In Cambridge we get our water from an aquifer under the Gog Magog Hills. The water is pumped from boreholes. The same aquifer also feeds streams that flow into the river Cam. This demonstration shows how the trees and vegetation around the chalk streams are affected when we pump out water during periods of drought.
Click 'No rain' to see the water level drop. Keep clicking 'No rain' and the trees and vegetation go brown.
When there is not enough rainfall to replace the water taken for our use, the water level in the aquifer drops. When the aquifer level is very low the flow in the streams reduce to a trickle. To reduce the damage to wildlife and vegetation we can pump water directly into the stream. However, the water gradually soaks into the stream bed.

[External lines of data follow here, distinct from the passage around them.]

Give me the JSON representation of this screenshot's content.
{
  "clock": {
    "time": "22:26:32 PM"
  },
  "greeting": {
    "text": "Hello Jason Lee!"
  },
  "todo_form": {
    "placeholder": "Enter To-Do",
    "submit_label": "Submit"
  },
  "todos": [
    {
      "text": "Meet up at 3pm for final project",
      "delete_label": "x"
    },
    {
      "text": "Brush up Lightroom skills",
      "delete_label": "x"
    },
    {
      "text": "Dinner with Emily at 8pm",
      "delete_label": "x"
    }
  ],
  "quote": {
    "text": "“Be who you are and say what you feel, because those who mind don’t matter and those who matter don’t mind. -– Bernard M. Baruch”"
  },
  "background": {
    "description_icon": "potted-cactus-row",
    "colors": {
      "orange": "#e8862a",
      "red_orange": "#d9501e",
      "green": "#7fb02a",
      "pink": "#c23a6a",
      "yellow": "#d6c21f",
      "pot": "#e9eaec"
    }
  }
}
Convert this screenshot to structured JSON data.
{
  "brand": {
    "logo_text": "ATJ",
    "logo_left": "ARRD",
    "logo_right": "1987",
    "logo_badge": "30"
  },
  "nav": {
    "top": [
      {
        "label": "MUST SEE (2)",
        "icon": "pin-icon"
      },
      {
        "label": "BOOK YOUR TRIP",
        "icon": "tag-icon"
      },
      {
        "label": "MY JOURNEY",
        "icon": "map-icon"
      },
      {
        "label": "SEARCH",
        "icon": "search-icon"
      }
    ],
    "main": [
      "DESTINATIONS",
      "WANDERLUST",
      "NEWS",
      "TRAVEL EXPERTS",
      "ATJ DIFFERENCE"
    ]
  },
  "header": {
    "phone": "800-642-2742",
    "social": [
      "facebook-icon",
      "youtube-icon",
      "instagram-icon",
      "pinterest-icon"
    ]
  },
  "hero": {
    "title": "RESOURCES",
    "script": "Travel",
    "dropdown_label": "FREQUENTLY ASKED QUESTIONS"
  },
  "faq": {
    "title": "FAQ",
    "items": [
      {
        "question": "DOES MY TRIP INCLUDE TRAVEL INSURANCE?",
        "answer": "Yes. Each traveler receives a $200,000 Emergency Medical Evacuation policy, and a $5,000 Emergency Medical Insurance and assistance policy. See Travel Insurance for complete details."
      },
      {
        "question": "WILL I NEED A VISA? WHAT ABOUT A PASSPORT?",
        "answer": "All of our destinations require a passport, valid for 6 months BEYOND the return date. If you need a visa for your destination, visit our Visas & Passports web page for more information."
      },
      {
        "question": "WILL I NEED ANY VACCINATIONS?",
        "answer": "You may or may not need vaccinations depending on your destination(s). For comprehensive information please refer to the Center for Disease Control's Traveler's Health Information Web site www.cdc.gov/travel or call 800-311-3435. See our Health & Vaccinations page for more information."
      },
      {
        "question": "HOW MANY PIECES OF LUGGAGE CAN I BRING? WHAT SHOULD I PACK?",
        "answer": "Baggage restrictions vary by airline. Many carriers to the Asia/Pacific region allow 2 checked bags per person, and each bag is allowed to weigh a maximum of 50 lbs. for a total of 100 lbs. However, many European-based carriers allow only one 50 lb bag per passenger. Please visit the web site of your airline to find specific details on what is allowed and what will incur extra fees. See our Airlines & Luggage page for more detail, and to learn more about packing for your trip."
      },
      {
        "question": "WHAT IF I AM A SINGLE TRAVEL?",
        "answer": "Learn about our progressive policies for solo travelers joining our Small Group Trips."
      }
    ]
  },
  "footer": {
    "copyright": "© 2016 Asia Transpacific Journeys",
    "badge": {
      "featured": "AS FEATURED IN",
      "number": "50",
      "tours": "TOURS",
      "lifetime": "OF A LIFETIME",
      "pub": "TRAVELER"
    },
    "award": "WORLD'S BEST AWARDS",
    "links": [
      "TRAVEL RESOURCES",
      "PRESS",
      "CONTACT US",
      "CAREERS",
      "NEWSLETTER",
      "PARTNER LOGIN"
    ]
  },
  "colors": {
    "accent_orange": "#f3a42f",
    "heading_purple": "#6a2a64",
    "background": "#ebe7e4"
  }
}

Check 'pumping into the stream' and try again. Pumping protects vegetation close to the pump site.
The diagram shows a vertical cross section through an aquifer, such as the chalk under the Gog Magog hills. Chalk has tiny spaces that can hold water, like a sponge. Water can also flow through the chalk but more slowly than at the surface. At the borehole, water is pumped out for our use. This lowers the level of water in the aquifer. The arrows on the borehole allow you to measure how deep is the water level.
The vegetation at the base of the tree is affected when the stream dries up. The trees are affected when the water level drops. After several periods of no rain the stream is dry (so the vegetation is brown) and the water table has dropped enough to affect the first tree very badly. If you turn pumping into the stream, this protects the vegetation from drying up at first. However, the water table drops further affecting the trees worse than before. Also, the water in the stream dwindles (by evaporation as well as soaking into the stream bed) so that vegetation can still be affected further downstream.
This is why the chalk streams that feed the River Cam suffered so badly in summar 2019. The chalk streams are a special habitat for wildlife and need protection. Read about the River Cam Manifesto here.